Don't worry, the main elements of the show will still be there.  It will still look at social and political goings on from today as seen through the eyes of a future "Space Force".  Each episode will still feature me as Commander Ramrod and the special F/X will still look like they were made for a 1970s episode of "Doctor Who".

There will be aliens, explosions and painfully slow space travel.  The episodes shouldn't run more than a few minutes, so even with seven separate episodes the entire series will be like a short film.  With me playing nearly every role, with the exception of a Martian, portrayed by a puppet most of you will find familiar (If you have watched "Biggy Wiggy")

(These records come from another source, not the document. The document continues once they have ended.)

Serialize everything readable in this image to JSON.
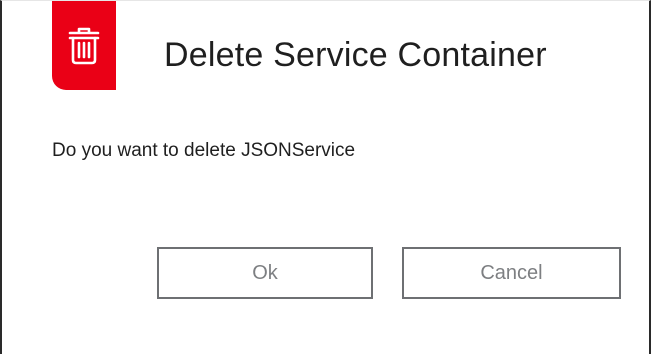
{
  "dialog": {
    "icon": "trash-icon",
    "accent_color": "#ea0016",
    "title": "Delete Service Container",
    "message": "Do you want to delete JSONService",
    "buttons": {
      "ok_label": "Ok",
      "cancel_label": "Cancel"
    }
  }
}
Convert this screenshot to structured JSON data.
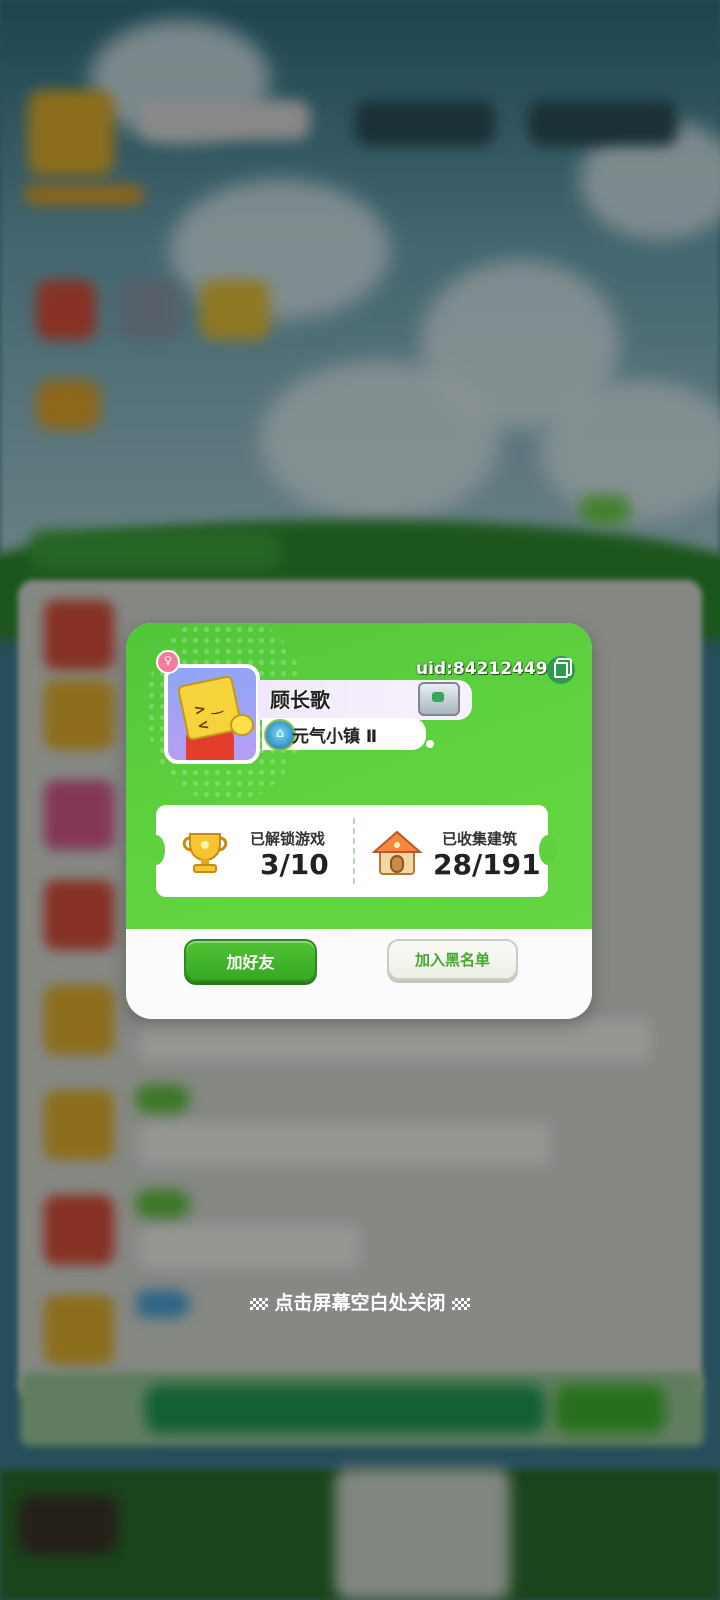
{
  "profile": {
    "uid_label": "uid:84212449",
    "name": "顾长歌",
    "town": "元气小镇 Ⅱ",
    "gender_symbol": "♀"
  },
  "stats": {
    "games_label": "已解锁游戏",
    "games_value": "3/10",
    "buildings_label": "已收集建筑",
    "buildings_value": "28/191"
  },
  "actions": {
    "add_friend": "加好友",
    "block": "加入黑名单"
  },
  "hint": {
    "close": "点击屏幕空白处关闭"
  },
  "colors": {
    "dialog_green": "#5fd13f",
    "button_green": "#3aab27",
    "block_text_green": "#48a52f"
  }
}
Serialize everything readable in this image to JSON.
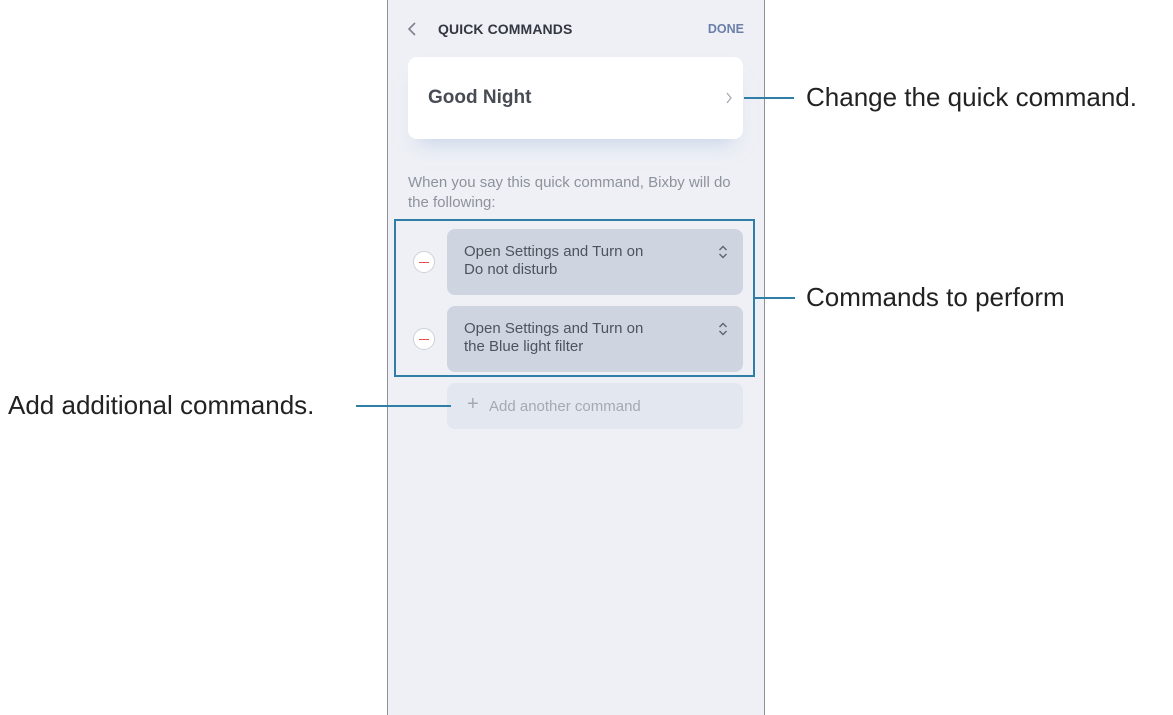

The scripts are all written.  The biggest problem I'm having getting them done is memorizing the lines and figuring out the best times to shoot the episodes around doing laundry.  You see, the only location I need is the studio downstairs and I'm the cast and crew.  But, with all of the dialogue in the episodes being performed by me, I have to remember at least long enough sections to do entire takes.  Some planning for how to layer myself into shots with the backgrounds and, well, myself, is also needed, but I have had most of those images planned in my head since I wrote it.  It's really how to shoot over the shoulder shots and close ups when the camera stays stationary.  I have to plan where I'm standing and what backgrounds I'll be using.  It's a lot like how I had to shoot and edit "Jack vs Lanterns".  I know how to do it, but I worry about it until I get into editing.

Meanwhile, I'm writing my undersea adventure.  I have come up with a bit of a side story to add some depth and mystery to it.  It's still a bit cliché, but I find that tried and true concepts work well in shorts.  They're instantly recognizable and only the details need to be filled in.  I'm planning on trying to play most of the roles in that story as well.  Costuming and miniatures already worked out, except for one: The monster.  And I need to paint my tentacles.

Overall, I'm going into February quite a bit behind where I wanted to be production-wise, but that's no reason to slow down.  If anything, I think to crank things up.


Meanwhile, take a peak at the tentacles in action their very first time.